Next up, there is a chapter on making too much of a statistical fluctation, flipping 10 heads in a row when you've flipped a thousand times. It should happen, but forgetting the larger context, people seem to get a high off of being on a "lucky streak". This applies in casinos, sports, and many other places. I'm not entirely sure why this chapter landed here and not earlier (perhaps when discussing the Fermi bit earlier).

The chapter called "Maxwell and the Nerds" was easily my favorite. While it didn't have, perhaps, the largest impact on the thesis as a whole, the point to me was so important as a teacher, that I couldn't help but feeling an overwhelming sense of agreement with it. The idea behind it is that James Maxwell, the creator of Maxwell's laws which are a mainstay of modern physics was rather denigrated as a child for being odd and poking into things in bizarre ways. When developing his laws that described electro-magnetism, he didn't necessarily know what they would be useful for, nor did anyone else. Yet today, these laws are the foundation of nearly all communication since they explain light of all wavelengths, as well as all of electronics since they describe moving charges and fields.

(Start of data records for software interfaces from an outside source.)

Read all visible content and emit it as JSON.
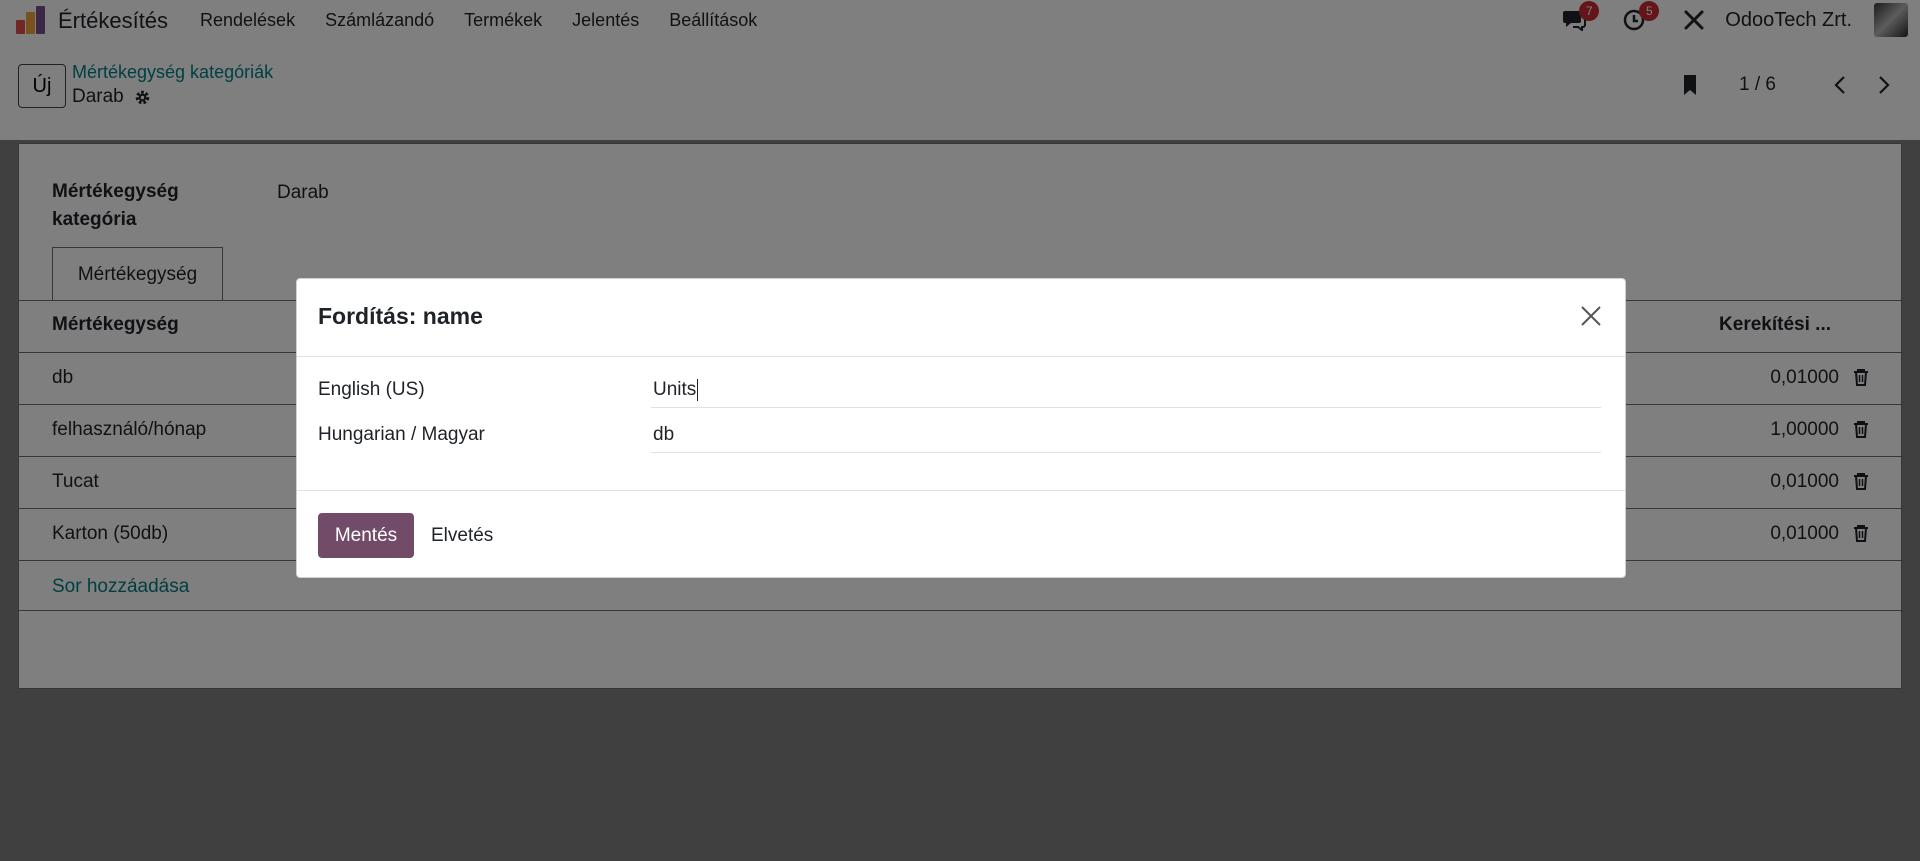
{
  "navbar": {
    "app_name": "Értékesítés",
    "menu": [
      "Rendelések",
      "Számlázandó",
      "Termékek",
      "Jelentés",
      "Beállítások"
    ],
    "messages_badge": "7",
    "activities_badge": "5",
    "company": "OdooTech Zrt."
  },
  "control_panel": {
    "new_label": "Új",
    "breadcrumb": "Mértékegység kategóriák",
    "record_name": "Darab",
    "pager": "1 / 6"
  },
  "form": {
    "category_label": "Mértékegység kategória",
    "category_value": "Darab",
    "tab_label": "Mértékegység",
    "columns": {
      "uom": "Mértékegység",
      "rounding": "Kerekítési ..."
    },
    "rows": [
      {
        "name": "db",
        "rounding": "0,01000"
      },
      {
        "name": "felhasználó/hónap",
        "rounding": "1,00000"
      },
      {
        "name": "Tucat",
        "rounding": "0,01000"
      },
      {
        "name": "Karton (50db)",
        "rounding": "0,01000"
      }
    ],
    "add_line": "Sor hozzáadása"
  },
  "dialog": {
    "title": "Fordítás: name",
    "translations": [
      {
        "lang": "English (US)",
        "value": "Units"
      },
      {
        "lang": "Hungarian / Magyar",
        "value": "db"
      }
    ],
    "save_label": "Mentés",
    "discard_label": "Elvetés"
  },
  "colors": {
    "primary": "#714b67",
    "link": "#017e84",
    "badge": "#c72a32"
  }
}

The point being that simply looking at science as esoteric and unhelpful, we must realize that we never know how it might be useful later. Maxwell didn't invent the television or our power grid, but without him, the knowledge for those that did wouldn't have existed! This is the perfect answer for students when they ask the inevitable "How is this useful?" question: We don't know, but having more knowledge never hurts, especially considering the previous chapter on Frederick Douglas. Sadly, most students will likely simply continue to use the question as a dodge of responsibility than internalize what it actually means.

The last two chapters Sagan makes a footnote stating that they're somewhat political in nature. Which is perfect. As stated previously, science isn't a collection of facts: It's a method and that method can be applied to political discussions as well.

Sagan returns to the witch trials going into them in some more detail, showing how the entire idea of a trial was designed to deflect critical analysis. I actually had to stop reading for a bit at this point because it offended me so greatly.

In the last chapter, Sagan discusses the founding fathers, noting that several had scientific training, Jefferson in particular. As a nation, we were founded with the freedoms to question and challenge. Yet we refuse our national heritage, blindly following political ideologues. Should it continue, the prophetic conditions Sagan laid out in the opening may well come to pass. Indeed, they already seem to be.

1 comment:

Stephen Uitti said...

The Demon Haunted World didn't make me a skeptic. As near as i can tell, i was born that way. It was, however, a fantastic read. His handling of the "Are UFO's evidence of aliens" question was totally new to me. It's so far away from the next best handling i'd heard that i no longer consider anything i'd heard before on the subject as even worth being called second best. This is a model of how explanations can be done. That's game changing.

I'm probably wrong on how long i've been a skeptic. More likely, i grew into it incrementally. Recently, my dad sent me my k-8 report card. They aren't the way i remembered it. Still, my dad's an engineer. He even met Colonel Murphy (of Murphy's Law). Engineers know better than to believe much of anything, through repeated painful experience, if nothing else. I don't hear "it works that way because I designed it", or "my code worked the first time" very often.